Slop chits are so handy. I for one can’t do without them. This serendipitous discovery by American company 3M, is matchless in its capability to draw attention or hold temporary information. Discovered quite by accident in 1968, 3M’s scientist Dr. Spencer Silver was attempting to develop a super-strong adhesive when he chanced upon this “solution without a problem”. These humble shreds of paper have withstood the onslaught of smartphones and tablets with remarkable resilience. Why, over a period of time they have even evolved into fashionable, multi-coloured POST-ITs. Imagine how drab those browned out, dusty files in our offices would look without the festive gaiety of slop chits of various hues. In fact, I often wondered if there is a direct correlation between the number of multi-coloured slop chits that stick out from the sides of a file and the file’s final destination. But that’s the subject matter of another investigation.
Pleased as I am with these pieces of paper, of late, there seems to be an undesirable proliferation of slop chits into the domain of flying units. And this is where i see a problem looming.
Consider this. Aircraft taxies into dispersal after a sortie. Crew switch off the aircraft, complete their walk around and dab the sweat off their brows. Ground crew are eager to know “all OK?”. After a brief discussion on dispersal, crew sign off the documents and move to the Flight Commander’s office. Some more discussion ensues. And out comes the smart young pilot with a slop chit to be handed over to the technicians. What’s the matter? Thoda sa (a little, in Hindi) oil leak, rudder thoda stiff, power index thoda out. Yes, that’s right. Our crew has just returned with defects on the aircraft and endorsed a fully serviceable aircraft on the documents. Why bother with entry shentry? The slop chit will convey the same message, right?
Wrong. We have just lost a rudimentary system to monitor health history of the aircraft. In the absence of health and usage monitoring systems (HUMS), the closest estimate of aircraft’s health is the record of entries in technical log. If all defects, even seemingly minor ones, are entered and work done to liquidate the defect documented, over a period of time, the tech log will speak the aircraft’s story. Finally, in the event of an unfortunate accident this document could provide valuable leads to investigators. Contrast this with the slop chit that almost always finds its way to the trash bin.
It is not my case that defects are not attended or that we are flying unserviceable aircraft. Rather, it’s the pathological reluctance to document observations on aircraft serviceability.
Why this caginess in logging observations where they belong, even if they seem minor? Let us put ourselves into the shoes of a Squadron CO or ‘Management’ struggling to meet the mounting requirements with depleting assets. I can think of some possible excuses for this ‘slop chit syndrome’

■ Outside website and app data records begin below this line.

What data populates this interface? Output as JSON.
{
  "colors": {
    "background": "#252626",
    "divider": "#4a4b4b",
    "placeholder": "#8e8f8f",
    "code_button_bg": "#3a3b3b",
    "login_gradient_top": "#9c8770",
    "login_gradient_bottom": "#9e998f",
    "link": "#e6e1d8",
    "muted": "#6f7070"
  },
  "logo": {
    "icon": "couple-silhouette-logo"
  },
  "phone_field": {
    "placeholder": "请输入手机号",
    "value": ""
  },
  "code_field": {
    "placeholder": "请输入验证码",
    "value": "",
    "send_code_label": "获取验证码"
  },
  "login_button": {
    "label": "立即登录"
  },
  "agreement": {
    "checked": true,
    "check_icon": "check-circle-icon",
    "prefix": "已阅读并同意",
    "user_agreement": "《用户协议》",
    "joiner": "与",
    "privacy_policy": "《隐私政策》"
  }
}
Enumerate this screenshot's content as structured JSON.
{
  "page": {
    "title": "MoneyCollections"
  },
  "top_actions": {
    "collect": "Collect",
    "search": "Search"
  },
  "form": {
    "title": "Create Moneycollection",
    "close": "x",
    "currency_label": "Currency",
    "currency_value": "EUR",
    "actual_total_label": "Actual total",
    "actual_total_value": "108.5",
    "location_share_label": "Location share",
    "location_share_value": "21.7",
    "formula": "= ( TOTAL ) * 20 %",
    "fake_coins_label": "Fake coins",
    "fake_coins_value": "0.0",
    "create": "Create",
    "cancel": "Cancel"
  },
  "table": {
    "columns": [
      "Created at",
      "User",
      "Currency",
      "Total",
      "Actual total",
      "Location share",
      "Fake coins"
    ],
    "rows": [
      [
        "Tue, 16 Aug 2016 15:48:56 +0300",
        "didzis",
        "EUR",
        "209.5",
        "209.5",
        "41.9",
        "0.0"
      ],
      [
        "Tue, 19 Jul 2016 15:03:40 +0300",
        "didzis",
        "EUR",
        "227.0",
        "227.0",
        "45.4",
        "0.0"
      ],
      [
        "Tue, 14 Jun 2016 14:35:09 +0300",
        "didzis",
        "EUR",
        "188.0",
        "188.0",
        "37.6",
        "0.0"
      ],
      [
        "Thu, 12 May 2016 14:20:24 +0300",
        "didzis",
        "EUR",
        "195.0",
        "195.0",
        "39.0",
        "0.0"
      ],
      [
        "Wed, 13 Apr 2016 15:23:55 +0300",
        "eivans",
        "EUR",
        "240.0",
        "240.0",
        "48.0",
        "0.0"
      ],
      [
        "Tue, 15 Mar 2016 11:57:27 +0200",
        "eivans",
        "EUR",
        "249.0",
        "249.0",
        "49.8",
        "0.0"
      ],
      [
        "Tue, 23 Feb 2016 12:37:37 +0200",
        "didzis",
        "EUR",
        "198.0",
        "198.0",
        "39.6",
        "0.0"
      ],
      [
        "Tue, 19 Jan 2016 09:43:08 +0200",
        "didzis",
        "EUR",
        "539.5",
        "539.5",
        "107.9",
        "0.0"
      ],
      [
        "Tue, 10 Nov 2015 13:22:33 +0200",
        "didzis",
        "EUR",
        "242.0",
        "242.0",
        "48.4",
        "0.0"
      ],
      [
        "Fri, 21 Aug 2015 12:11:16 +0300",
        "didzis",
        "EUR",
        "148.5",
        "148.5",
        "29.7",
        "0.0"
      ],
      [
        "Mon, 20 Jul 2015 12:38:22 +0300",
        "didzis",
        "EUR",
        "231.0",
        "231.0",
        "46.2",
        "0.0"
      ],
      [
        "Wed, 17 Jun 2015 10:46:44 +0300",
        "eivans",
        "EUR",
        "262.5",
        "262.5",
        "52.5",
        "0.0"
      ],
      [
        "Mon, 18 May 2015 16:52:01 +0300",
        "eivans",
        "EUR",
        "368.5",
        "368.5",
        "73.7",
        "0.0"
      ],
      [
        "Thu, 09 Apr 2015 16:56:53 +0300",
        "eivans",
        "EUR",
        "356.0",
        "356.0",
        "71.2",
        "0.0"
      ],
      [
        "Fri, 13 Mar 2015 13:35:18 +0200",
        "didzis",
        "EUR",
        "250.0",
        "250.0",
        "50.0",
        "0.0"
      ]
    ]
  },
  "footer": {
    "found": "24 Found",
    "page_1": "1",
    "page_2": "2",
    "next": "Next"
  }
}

1. Entering the defect would render aircraft unserviceable, thereby requiring corresponding man-hours / work done to be factored into the documents (this ‘trouble’ is often avoided by addressing the defect without documentation).
2. A tight rope we walk each day called ‘Daily State’ may get upset, raising eyebrows and inviting probing questions from higher ups.
3. Spare is not available in frontline or stores, therefore increasing down time if defect is logged.
4. Technical manager feels it can be handled in the next scheduled inspection.
5. “I am keeping a mental log of all defects and will address them at the appropriate time” (mental slop chit?).
6. A tendency to take ownership of the defect i.e perceiving something personal in the way aircraft is flown or maintained.
7. Maybe it is not a defect at all? Too many doubting thomases out there.
Sadly, all the above pretexts only reflect a compulsion to put away the inevitable. Needless to state, none of the above justifications would stand scrutiny in the unfortunate event of an accident. But therein lies the treachery of slop chit system. Little, if any, record would exist of the train of small defects that have been addressed during the aircraft’s exploitation. So no questions asked. When the aircraft pulls in for next inspection, an abnormally long list of defects would suddenly crop up for redressal. Again, slop chits can be called in for balancing out, with only ‘discussed’ defects finding their way into the snag sheet. The aircraft is speaking its story, but no one’s listening.
Once a person is qualified as Captain of any aircraft, shouldn’t there be enough faith reposed in the individual to discern whether a defect exists or not? Does it need to be the subject matter of a debate or discussion, except if we are discussing the possible cause and remedies? There are not enough ‘Apps’ on our older vintage aircraft for giving quantitative data on aircraft health. That’s more reason for us to be on alert for any signs of potential unserviceability. One wonders if slop chits or ‘dekh lena, kar lena’ (verbal treatment) can ever be a remedy for this.
So the next time you feel brakes were sluggish or the pedal was buzzing, walk right up to the line table and log it in. You would have saved a slop chit….and who knows, someone’s life too.